Ethiopic Manuscripts

Coptic and Ethiopian liturgical book

The Special Collections and Archives is already home to an assortment of Coptic and Ethiopian liturgical books, which offer a unique perspective on Christianity featuring different saints, hymns, prayers, and songs. But the collection is enhanced by the acquisition of four new Ethiopic manuscripts: a psalter (Book of the Psalms); a liturgical text called “Miracles of Mary,” filled with hundreds of stories concerning miracles that Mary performed for those who invoked her name; a book adapted from scrolls hung in the home or church to ward off evil spirits; and a richly illustrated collection of stories, including those about a serpent king called Arwe. All four texts are in the Ge’ez language and likely from the 19th or early 20th century.

“These new texts are completely different from anything we have in our current collection,” says Shetler, noting that these are illustrated in a totally different style. “It’s incredibly valuable to be able to see the transition of artistry in person from one period to another. We previously were only able to discuss this in theory.”

If you ask Mary Farag, assistant professor of early Christian studies, these manuscripts offer students a view into a distinct Christian culture — even if they cannot read the language themselves. “The texts, though unreadable for most of our students, help us to appreciate the fine skills and long labor necessary for producing Christian literature and passing it along from generation to generation,” she says. “I hope that students’ theological imagination will be broadened by their experience of Ethiopic devotion to Christ and the Church through these manuscripts.”

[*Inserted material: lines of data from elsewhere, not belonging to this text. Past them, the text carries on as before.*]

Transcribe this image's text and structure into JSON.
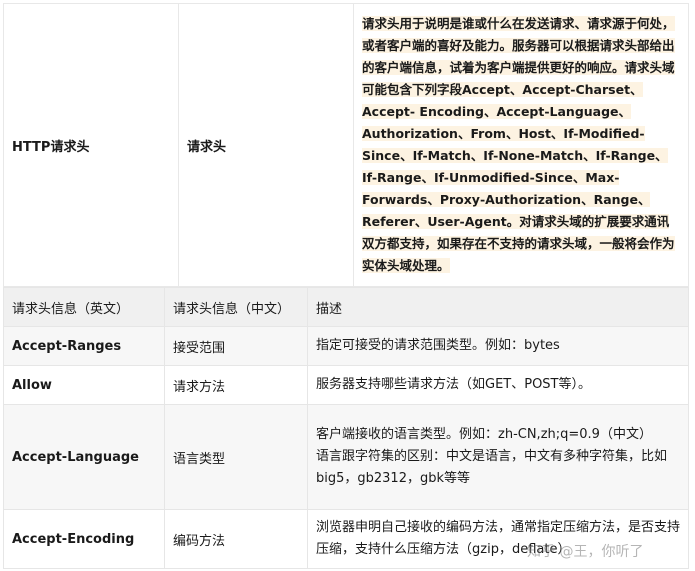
{
  "top_table": {
    "name": "HTTP请求头",
    "name_cn": "请求头",
    "description": "请求头用于说明是谁或什么在发送请求、请求源于何处，或者客户端的喜好及能力。服务器可以根据请求头部给出的客户端信息，试着为客户端提供更好的响应。请求头域可能包含下列字段Accept、Accept-Charset、Accept- Encoding、Accept-Language、Authorization、From、Host、If-Modified-Since、If-Match、If-None-Match、If-Range、If-Range、If-Unmodified-Since、Max-Forwards、Proxy-Authorization、Range、Referer、User-Agent。对请求头域的扩展要求通讯双方都支持，如果存在不支持的请求头域，一般将会作为实体头域处理。"
  },
  "bottom_table": {
    "headers": [
      "请求头信息（英文）",
      "请求头信息（中文）",
      "描述"
    ],
    "rows": [
      {
        "en": "Accept-Ranges",
        "cn": "接受范围",
        "desc": "指定可接受的请求范围类型。例如：bytes"
      },
      {
        "en": "Allow",
        "cn": "请求方法",
        "desc": "服务器支持哪些请求方法（如GET、POST等）。"
      },
      {
        "en": "Accept-Language",
        "cn": "语言类型",
        "desc": "客户端接收的语言类型。例如：zh-CN,zh;q=0.9（中文）",
        "desc2": "语言跟字符集的区别：中文是语言，中文有多种字符集，比如big5，gb2312，gbk等等"
      },
      {
        "en": "Accept-Encoding",
        "cn": "编码方法",
        "desc": "浏览器申明自己接收的编码方法，通常指定压缩方法，是否支持压缩，支持什么压缩方法（gzip，deflate）"
      }
    ]
  },
  "watermark": "知乎 @王，你听了"
}
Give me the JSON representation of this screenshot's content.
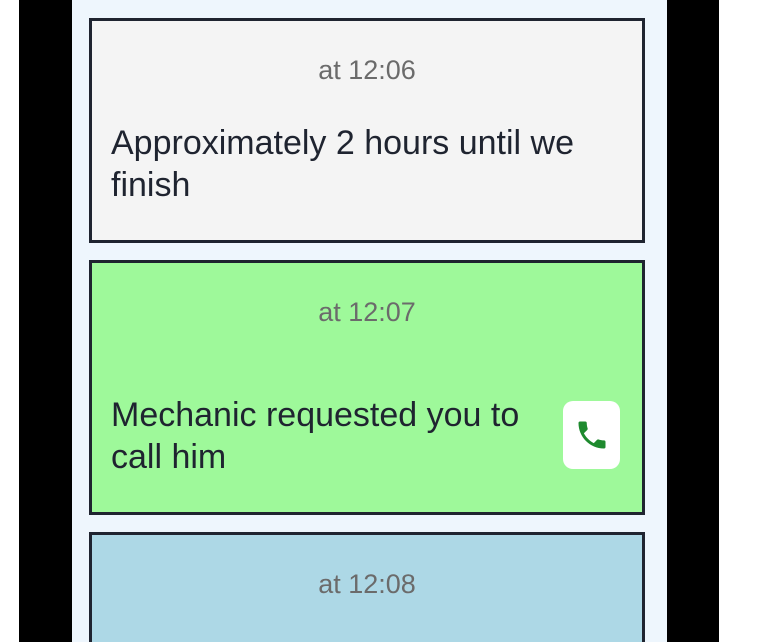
{
  "messages": [
    {
      "time": "at 12:06",
      "text": "Approximately 2 hours until we finish",
      "color": "#f4f4f4"
    },
    {
      "time": "at 12:07",
      "text": "Mechanic requested you to call him",
      "color": "#9ef99a",
      "action_icon": "phone-icon",
      "action_icon_color": "#1e8a2e"
    },
    {
      "time": "at 12:08",
      "text": "",
      "color": "#add8e6"
    }
  ]
}
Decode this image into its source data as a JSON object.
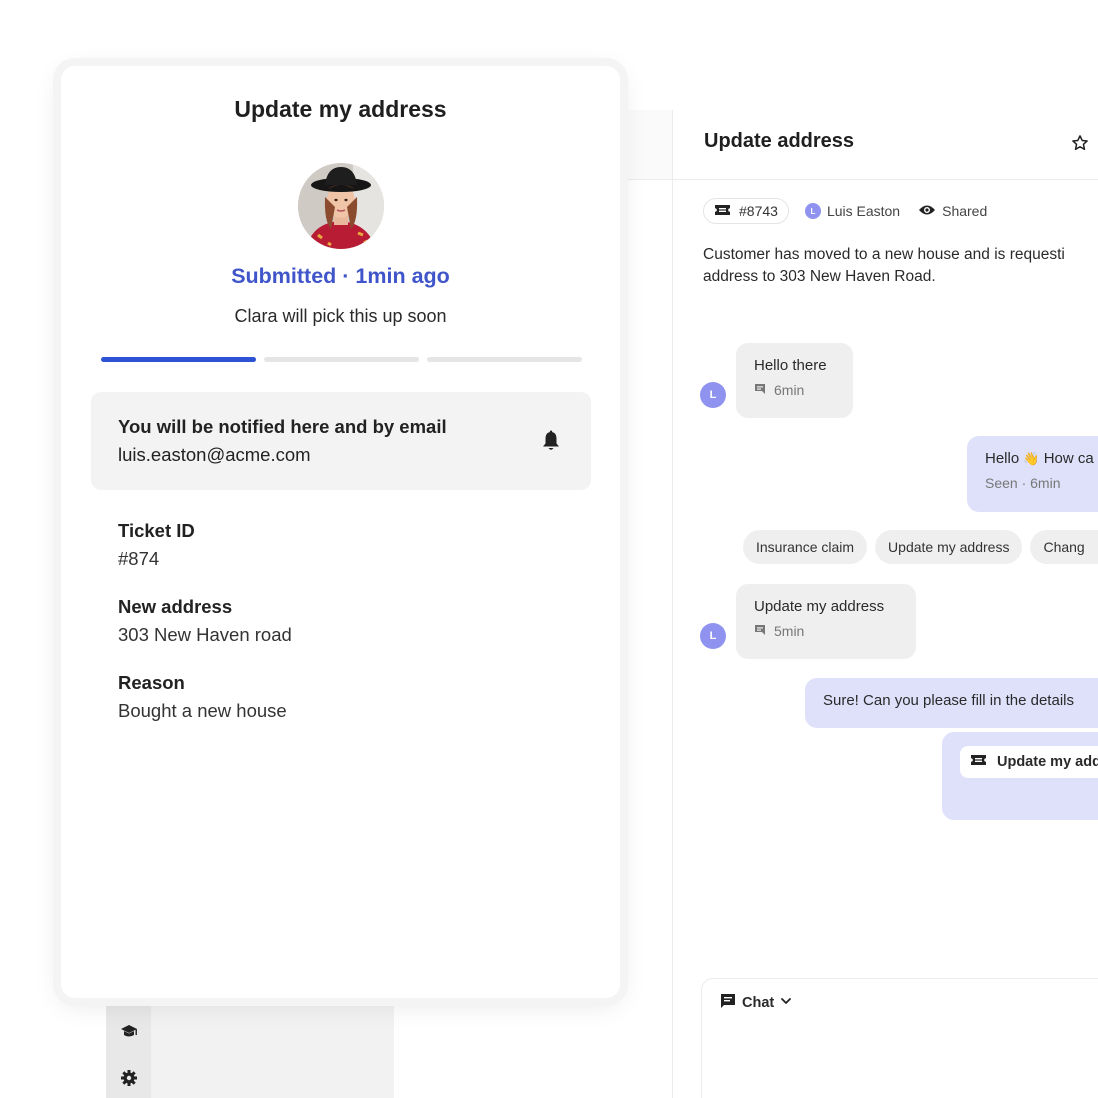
{
  "ticket_card": {
    "title": "Update my address",
    "status": "Submitted · 1min ago",
    "subtitle": "Clara will pick this up soon",
    "progress": {
      "steps": 3,
      "completed": 1
    },
    "notification": {
      "title": "You will be notified here and by email",
      "email": "luis.easton@acme.com"
    },
    "fields": [
      {
        "label": "Ticket ID",
        "value": "#874"
      },
      {
        "label": "New address",
        "value": "303 New Haven road"
      },
      {
        "label": "Reason",
        "value": "Bought a new house"
      }
    ]
  },
  "conversation": {
    "title": "Update address",
    "ticket_ref": "#8743",
    "assignee_initial": "L",
    "assignee_name": "Luis Easton",
    "visibility": "Shared",
    "description_line1": "Customer has moved to a new house and is requesti",
    "description_line2": "address to 303 New Haven Road.",
    "messages": [
      {
        "initial": "L",
        "text": "Hello there",
        "time": "6min"
      },
      {
        "text": "Hello",
        "text_rest": "How ca",
        "emoji": "👋",
        "meta": "Seen · 6min"
      },
      {
        "initial": "L",
        "text": "Update my address",
        "time": "5min"
      },
      {
        "text": "Sure! Can you please fill in the details"
      }
    ],
    "suggestions": [
      "Insurance claim",
      "Update my address",
      "Chang"
    ],
    "form_button_label": "Update my add",
    "composer_mode": "Chat"
  },
  "colors": {
    "accent_blue": "#3f55c9",
    "progress_blue": "#2d52d6",
    "avatar_purple": "#8f93ef",
    "outgoing_bubble": "#dfe1fb",
    "incoming_bubble": "#efefef"
  },
  "icons": [
    "graduation-cap-icon",
    "gear-icon",
    "star-icon",
    "ticket-icon",
    "eye-icon",
    "message-icon",
    "bell-icon",
    "chat-icon",
    "chevron-down-icon"
  ]
}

Some students, like Ryan MacLean, MDiv student and special collections student assistant at the Wright Library, will work more closely with the texts. MacLean has been challenged with deciphering the texts’ liturgical function within Ethiopian religious life, uncovering the historical setting in which they were composed, interpreting their many beautiful illustrations, and translating the ancient Ethiopian Semitic language of Ge’ez in which they are composed. This is not only providing a real-world opportunity to apply his research skills, but it enhances his understanding of Christian traditions across the globe. “I have discovered that it is my duty to tell the story of these texts to the best of my ability,” he says. “In this way, we honor those forerunners of the faith who have done their best to preserve the story of their lives and its place in the grand narrative of our shared faith.”

In addition to the value these manuscripts bring to students and faculty, they’re also a coup for the Seminary itself. “Since we now have this growing collection of Ethiopic texts,” says Shetler, “this might become an area of study that Princeton Seminary becomes known for.”